Diabetes Metab J. 2014 Oct;38(5):337-45. doi: 10.4093/dmj.2014.38.5.337.


Diabetic cardiomyopathy (DCM), as one of the major cardiac complications in diabetic patients, is known to related with oxidative stress that is due to a severe imbalance between reactive oxygen species (ROS) and/or reactive nitrogen species (RNS) generation and their clearance by antioxidant defense systems. Transcription factor nuclear factor NF-E2-related factor 2 (Nrf2) plays an important role in maintaining the oxidative homeostasis by regulating multiple downstream antioxidants. Diabetes may up-regulate several antioxidants in the heart as a compensative mechanism at early stage, but at late stage, diabetes not only generates extra ROS and/or RNS but also impairs antioxidant capacity in the heart, including Nrf2. In an early study, we have established that Nrf2 protect the cardiac cells and heart from high level of glucose in vitro and hyperglycemia in vivo, and in the following study demonstrated the significant down-regulation of cardiac Nrf2 expression in diabetic animals and patients. Using Nrf2-KO mice or Nrf2 inducers, blooming evidence has indicated the important protection by Nrf2 from cardiac pathogenesis in the diabetes. Therefore, this brief review summarizes the status of studies on Nrf2's role in preventing DCM and even other complications, the need for new and safe Nrf2 inducer screening and the precaution for the undesirable side of Nrf2 under certain conditions.
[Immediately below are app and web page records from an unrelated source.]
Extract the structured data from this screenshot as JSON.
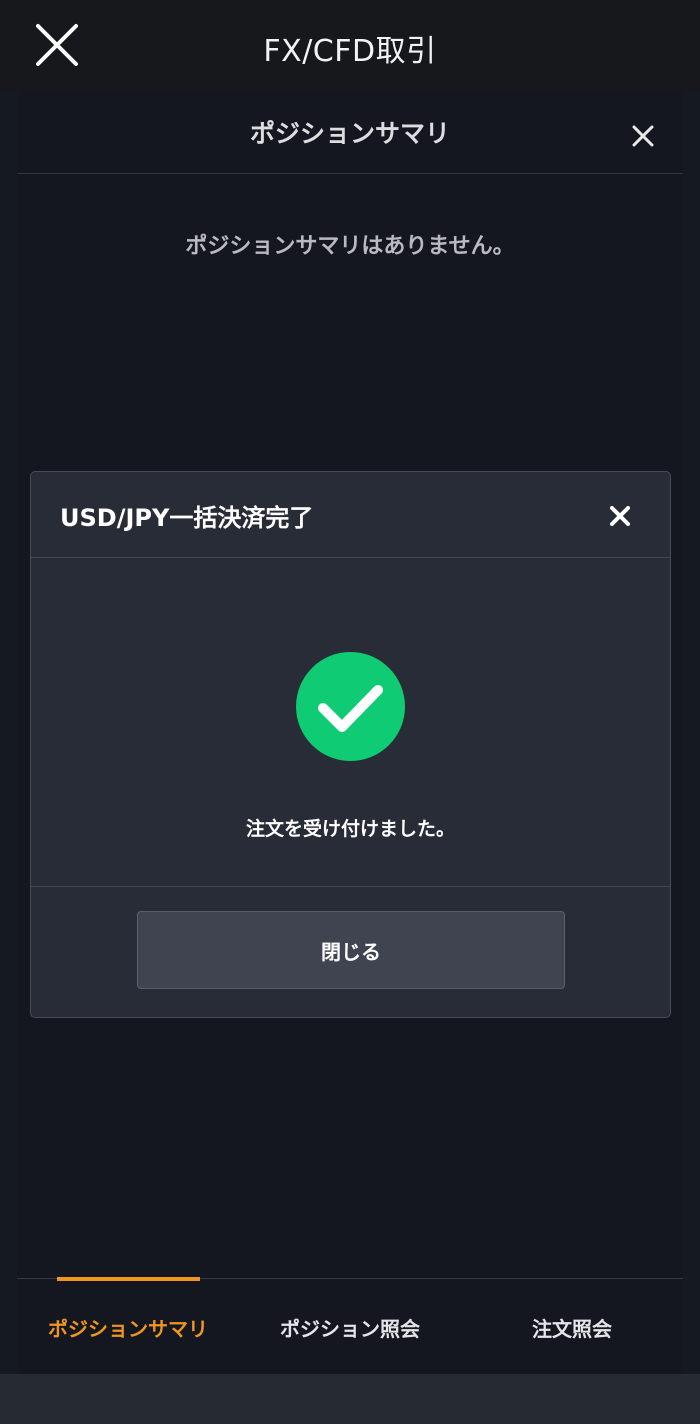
{
  "app": {
    "title": "FX/CFD取引"
  },
  "panel": {
    "title": "ポジションサマリ",
    "empty_message": "ポジションサマリはありません。"
  },
  "dialog": {
    "title": "USD/JPY一括決済完了",
    "message": "注文を受け付けました。",
    "close_label": "閉じる"
  },
  "tabs": [
    {
      "label": "ポジションサマリ",
      "active": true
    },
    {
      "label": "ポジション照会",
      "active": false
    },
    {
      "label": "注文照会",
      "active": false
    }
  ],
  "colors": {
    "accent": "#f0951e",
    "success": "#0ecb74"
  }
}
Keywords: Antioxidant therapy; Diabetic cardiomyopathies; Nrf2; Oxidative stress.

Publication types

  • Review